Jennifer Smith has been suffering from rosacea for as long as she can remember. She has tried many different treatments to reduce the redness it causes on her face, and has been stable for several years on a daily regimen that includes using a topical gel and taking oral antibiotics daily. Although she has been under a lot of stress lately, her daily regimen has continued to maintain her condition.
Jennifer lost her job a few months ago, and decided to try her hand at running her own business. She bought a bakery in a neighborhood in Chicago, and has been working hard to keep it running daily. She has 3 full-time employees that she provides benefits to, including health insurance. When the Affordable Care Act was passed, she was happy that this would decrease her insurance costs, as she has wanted to purchase a new industrial mixer for mixing bread dough since she bought the business. So when it came time to purchase a new insurance plan for herself and her employees, she quickly bought the cheapest one in order to save money for the mixer.
This month, Jennifer realized she needed a refill on her daily rosacea medications, and went to her local CVS Pharmacy to pick up her medications. She brought her new insurance card to the pharmacy to use for billing, and went to get a cup of coffee while she waited for her prescriptions to be filled. When she returned, she was stunned the price of her medications had increased significantly. Her 60 gram tube of metronidazole 1% gel, which she applies to her face daily, would cost $253.99, much higher than her previous $10 copay with her old insurance plan.
Her minocycline 75mg capsules also increased significantly on her new insurance, up from $10 per month to $336.99!
Jennifer decided that she needed to investigate her new insurance plan a bit further before she spent her savings on one month’s worth of her medication. She went home and called her insurance company, only to find out that her plan has a $5000 deductible, and she would have to pay the out of pocket price of her medications until her deductible was met.
She was incredibly disappointed, as the money she had been saving for the mixer barely covered her medication costs, and she would have to pay these charges monthly if she were going to continue treating her problematic rosacea. She decided to do a bit more research to see if she could find a lower cost for the two medications she takes monthly.
In her search, she came across the Prescription Discount Card from Discount Drug Network. She decided to check out the price of her medications using Discount Drug Network’s Price Finder, and she was pleasantly surprised at what she found. A 30-day supply of her minocycline would cost only $35.45 at the local CVS Pharmacy if she used the discount card! She also checked the price on her metronidazole gel, and found out that it would be much cheaper with the discount card as well, with a price of $144.38 for the 60 gram tube.

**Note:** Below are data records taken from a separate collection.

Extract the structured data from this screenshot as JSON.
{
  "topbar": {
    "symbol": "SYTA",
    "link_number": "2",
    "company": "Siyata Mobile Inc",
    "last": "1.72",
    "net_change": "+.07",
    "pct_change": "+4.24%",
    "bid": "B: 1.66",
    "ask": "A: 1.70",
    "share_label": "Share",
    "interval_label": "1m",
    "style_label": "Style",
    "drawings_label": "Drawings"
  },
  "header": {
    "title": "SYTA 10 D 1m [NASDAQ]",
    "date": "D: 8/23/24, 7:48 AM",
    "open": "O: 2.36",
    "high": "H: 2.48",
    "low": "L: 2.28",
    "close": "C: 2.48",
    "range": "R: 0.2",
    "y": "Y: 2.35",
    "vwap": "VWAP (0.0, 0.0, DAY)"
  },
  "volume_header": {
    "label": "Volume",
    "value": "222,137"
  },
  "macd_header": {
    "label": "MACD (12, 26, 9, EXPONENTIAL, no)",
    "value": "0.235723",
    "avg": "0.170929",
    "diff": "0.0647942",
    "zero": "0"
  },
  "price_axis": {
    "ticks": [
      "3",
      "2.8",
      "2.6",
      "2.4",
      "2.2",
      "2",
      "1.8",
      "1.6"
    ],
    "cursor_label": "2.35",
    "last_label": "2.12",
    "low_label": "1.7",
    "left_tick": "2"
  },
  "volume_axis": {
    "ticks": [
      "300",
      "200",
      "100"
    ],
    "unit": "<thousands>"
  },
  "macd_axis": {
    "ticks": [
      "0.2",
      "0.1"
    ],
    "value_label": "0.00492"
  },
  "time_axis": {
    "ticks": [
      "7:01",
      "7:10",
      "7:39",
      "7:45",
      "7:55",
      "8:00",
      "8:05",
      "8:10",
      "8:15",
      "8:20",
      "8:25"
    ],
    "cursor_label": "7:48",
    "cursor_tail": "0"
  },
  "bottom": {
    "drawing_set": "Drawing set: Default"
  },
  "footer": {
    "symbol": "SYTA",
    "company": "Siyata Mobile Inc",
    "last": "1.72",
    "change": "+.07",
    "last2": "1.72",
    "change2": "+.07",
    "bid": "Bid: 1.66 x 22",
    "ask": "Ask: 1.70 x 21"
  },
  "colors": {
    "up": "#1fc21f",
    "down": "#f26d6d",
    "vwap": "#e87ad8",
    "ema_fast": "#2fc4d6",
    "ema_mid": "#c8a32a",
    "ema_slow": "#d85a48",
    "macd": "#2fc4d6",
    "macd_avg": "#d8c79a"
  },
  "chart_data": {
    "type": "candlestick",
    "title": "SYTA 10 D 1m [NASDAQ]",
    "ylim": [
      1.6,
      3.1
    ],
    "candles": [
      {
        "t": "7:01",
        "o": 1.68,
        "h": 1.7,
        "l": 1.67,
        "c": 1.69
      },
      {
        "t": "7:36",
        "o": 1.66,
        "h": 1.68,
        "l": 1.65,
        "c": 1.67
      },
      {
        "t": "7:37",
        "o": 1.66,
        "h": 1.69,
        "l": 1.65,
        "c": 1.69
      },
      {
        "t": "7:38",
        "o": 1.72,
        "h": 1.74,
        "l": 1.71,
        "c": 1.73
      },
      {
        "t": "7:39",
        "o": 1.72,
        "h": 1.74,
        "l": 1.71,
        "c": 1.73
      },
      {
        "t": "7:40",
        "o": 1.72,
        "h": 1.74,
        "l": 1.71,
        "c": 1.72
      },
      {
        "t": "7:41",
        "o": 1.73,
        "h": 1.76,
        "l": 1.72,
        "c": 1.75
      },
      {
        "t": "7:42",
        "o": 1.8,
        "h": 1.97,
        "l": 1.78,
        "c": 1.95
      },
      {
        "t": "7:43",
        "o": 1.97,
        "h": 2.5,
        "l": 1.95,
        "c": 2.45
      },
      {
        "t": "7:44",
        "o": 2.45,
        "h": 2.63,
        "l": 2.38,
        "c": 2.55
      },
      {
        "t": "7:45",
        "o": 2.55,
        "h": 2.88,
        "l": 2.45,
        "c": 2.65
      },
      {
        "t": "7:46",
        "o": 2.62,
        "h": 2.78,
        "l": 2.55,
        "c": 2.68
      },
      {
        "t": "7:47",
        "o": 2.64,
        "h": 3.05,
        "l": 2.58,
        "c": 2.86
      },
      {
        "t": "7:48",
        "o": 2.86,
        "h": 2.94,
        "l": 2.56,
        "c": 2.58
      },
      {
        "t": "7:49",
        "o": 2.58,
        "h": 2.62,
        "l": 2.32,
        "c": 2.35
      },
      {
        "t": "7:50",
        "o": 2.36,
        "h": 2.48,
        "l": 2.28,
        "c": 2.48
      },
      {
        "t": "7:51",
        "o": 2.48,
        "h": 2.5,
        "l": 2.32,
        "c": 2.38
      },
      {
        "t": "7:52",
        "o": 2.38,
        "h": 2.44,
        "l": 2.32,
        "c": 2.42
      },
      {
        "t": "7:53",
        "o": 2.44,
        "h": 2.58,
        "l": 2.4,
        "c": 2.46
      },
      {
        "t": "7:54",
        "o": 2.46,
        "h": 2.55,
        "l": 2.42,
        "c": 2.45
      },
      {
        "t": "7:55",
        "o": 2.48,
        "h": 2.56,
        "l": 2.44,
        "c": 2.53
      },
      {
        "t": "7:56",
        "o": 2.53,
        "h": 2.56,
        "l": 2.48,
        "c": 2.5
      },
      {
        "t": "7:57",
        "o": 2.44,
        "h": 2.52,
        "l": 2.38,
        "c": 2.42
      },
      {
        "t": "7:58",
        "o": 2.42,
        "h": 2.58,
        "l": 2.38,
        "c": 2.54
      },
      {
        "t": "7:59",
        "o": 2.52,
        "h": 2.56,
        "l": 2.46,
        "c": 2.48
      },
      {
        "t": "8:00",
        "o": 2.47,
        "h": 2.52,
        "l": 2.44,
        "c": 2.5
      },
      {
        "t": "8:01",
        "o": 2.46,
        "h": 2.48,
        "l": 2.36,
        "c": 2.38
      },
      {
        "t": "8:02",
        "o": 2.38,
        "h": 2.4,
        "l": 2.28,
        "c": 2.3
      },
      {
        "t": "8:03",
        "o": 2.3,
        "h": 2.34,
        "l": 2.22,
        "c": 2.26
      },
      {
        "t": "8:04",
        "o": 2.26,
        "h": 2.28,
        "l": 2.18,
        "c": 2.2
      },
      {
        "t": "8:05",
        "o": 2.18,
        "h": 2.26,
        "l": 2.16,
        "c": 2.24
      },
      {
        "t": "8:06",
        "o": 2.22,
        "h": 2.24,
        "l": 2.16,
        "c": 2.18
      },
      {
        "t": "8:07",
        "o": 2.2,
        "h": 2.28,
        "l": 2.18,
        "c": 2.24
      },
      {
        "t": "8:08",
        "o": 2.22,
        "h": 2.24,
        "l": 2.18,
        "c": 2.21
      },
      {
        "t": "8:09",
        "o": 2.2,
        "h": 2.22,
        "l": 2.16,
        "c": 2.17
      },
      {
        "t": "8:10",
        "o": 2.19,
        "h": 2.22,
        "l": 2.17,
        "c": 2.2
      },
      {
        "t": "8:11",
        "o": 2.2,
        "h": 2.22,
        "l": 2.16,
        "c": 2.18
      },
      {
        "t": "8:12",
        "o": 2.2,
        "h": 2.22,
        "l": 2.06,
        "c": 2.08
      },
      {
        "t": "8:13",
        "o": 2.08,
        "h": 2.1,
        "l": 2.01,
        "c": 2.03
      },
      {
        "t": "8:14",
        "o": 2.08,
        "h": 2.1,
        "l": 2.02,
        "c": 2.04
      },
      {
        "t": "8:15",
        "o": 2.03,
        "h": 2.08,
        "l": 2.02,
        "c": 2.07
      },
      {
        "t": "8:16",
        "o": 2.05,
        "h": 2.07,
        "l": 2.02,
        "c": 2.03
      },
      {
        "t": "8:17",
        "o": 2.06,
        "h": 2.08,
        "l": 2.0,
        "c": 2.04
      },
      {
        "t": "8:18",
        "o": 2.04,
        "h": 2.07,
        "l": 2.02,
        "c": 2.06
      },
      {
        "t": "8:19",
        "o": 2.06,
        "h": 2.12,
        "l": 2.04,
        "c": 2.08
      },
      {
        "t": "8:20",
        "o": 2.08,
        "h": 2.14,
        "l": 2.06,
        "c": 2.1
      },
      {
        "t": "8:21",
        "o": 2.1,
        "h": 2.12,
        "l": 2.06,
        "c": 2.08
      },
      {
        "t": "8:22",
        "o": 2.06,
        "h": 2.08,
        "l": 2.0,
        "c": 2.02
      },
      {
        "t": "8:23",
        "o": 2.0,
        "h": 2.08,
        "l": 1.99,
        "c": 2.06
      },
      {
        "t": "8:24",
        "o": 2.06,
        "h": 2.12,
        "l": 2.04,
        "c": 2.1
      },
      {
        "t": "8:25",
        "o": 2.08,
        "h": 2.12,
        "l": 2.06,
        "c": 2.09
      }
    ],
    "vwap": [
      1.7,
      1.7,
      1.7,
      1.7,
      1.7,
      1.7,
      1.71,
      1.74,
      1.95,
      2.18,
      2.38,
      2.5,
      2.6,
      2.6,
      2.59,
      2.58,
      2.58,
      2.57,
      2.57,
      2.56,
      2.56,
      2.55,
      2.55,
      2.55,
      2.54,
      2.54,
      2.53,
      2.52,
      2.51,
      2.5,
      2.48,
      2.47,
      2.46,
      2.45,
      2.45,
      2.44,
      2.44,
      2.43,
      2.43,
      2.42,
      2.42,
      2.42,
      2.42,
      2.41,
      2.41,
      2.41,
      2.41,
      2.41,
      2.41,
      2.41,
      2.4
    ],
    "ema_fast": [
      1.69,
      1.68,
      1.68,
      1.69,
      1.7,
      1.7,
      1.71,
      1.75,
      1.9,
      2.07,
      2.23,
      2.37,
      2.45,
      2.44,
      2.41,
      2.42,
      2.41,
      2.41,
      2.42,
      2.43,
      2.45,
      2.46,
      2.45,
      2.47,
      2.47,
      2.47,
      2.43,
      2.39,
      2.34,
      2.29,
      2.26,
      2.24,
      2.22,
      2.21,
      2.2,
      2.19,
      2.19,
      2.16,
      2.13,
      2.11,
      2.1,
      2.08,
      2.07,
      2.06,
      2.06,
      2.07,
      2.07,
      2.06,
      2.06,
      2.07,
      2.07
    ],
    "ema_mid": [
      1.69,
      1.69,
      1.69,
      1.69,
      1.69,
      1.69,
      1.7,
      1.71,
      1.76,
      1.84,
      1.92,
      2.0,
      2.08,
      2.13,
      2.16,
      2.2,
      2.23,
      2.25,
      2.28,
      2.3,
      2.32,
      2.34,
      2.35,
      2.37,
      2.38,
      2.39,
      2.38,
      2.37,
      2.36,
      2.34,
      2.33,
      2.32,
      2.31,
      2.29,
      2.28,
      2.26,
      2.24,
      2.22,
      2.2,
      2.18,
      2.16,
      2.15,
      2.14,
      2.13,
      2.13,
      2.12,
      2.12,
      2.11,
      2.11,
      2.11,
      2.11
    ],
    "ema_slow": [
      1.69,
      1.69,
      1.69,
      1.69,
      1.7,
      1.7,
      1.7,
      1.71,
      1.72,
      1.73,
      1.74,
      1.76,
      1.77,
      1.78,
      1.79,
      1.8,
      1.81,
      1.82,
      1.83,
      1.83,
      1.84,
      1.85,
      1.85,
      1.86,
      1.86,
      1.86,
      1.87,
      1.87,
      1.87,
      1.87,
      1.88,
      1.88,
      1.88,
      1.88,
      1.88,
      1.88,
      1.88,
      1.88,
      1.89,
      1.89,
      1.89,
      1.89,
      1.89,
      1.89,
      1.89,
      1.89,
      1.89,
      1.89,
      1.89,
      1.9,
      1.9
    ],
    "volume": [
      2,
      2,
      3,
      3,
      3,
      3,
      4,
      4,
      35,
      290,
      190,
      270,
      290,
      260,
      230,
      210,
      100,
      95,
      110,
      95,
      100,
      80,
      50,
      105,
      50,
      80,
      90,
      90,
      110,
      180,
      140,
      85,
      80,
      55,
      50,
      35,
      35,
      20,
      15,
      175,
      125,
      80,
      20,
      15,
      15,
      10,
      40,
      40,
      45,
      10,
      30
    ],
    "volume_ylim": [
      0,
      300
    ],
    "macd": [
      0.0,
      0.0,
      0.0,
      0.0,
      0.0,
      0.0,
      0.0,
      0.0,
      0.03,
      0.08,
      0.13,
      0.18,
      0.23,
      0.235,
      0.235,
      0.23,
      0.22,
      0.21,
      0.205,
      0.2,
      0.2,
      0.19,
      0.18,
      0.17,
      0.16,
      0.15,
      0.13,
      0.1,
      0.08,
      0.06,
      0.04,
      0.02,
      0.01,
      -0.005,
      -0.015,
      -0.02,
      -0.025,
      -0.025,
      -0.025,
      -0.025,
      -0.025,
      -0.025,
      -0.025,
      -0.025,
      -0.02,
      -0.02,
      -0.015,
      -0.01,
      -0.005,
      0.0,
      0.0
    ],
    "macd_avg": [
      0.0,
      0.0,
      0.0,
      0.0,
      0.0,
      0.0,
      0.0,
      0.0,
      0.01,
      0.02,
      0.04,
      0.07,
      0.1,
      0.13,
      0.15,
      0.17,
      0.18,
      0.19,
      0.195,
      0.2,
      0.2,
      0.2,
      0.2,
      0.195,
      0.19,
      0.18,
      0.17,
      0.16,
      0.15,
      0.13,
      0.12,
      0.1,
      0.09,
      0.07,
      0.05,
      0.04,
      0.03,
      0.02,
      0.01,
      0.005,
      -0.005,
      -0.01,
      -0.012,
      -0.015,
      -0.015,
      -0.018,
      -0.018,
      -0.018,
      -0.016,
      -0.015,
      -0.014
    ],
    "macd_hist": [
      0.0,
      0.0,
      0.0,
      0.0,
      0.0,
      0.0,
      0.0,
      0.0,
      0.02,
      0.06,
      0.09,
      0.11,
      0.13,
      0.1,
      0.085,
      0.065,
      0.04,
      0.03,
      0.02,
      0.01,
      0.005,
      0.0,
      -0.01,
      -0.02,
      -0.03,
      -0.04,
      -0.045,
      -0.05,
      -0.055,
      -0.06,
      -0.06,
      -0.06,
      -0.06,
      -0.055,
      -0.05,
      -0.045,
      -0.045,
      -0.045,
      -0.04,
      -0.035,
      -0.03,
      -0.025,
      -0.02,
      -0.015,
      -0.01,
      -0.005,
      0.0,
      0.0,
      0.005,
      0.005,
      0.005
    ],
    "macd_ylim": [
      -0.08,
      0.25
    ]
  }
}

She saw that the card does not work in conjunction with insurance, and would not allow the charges to be applied to her deductible. She knew that it would be difficult for her to ever meet her deductible, as she has no other costly medical conditions that would require her to spend $5000 in one year. She kept looking around the internet for lower prices on her medications, but in the end the lowest price she could find was offered by the Discount Drug Network, using the Prescription Discount Card.
Jennifer printed out a temporary copy of the Prescription Discount Card and brought it to the pharmacy to see if it worked. The technician applied Discount Drug Network’s negotiated low pricing to her prescriptions, and the prices came out exactly as they were quoted online. She was able to get the medication right away, allowing her to continue with her rosacea treatment and get back to work at the bakery. She ended up paying $179 for a month supply of her medications, $410 less than the initial price quote!
Jennifer was disappointed that her new insurance has such a high deductible, and that it took money away from her much needed mixer, but she was very happy with the price she received by using the Prescription Discount Card! She ordered a permanent wallet-sized hard copy of the card to keep in her wallet to use again next month, as she did not see a point in using her insurance and trying to meet an impossibly high deductible. She also downloaded Discount Drug Network’s Rx Savings iPhone app, which she can use at the pharmacy counter the same way she does with the physical card.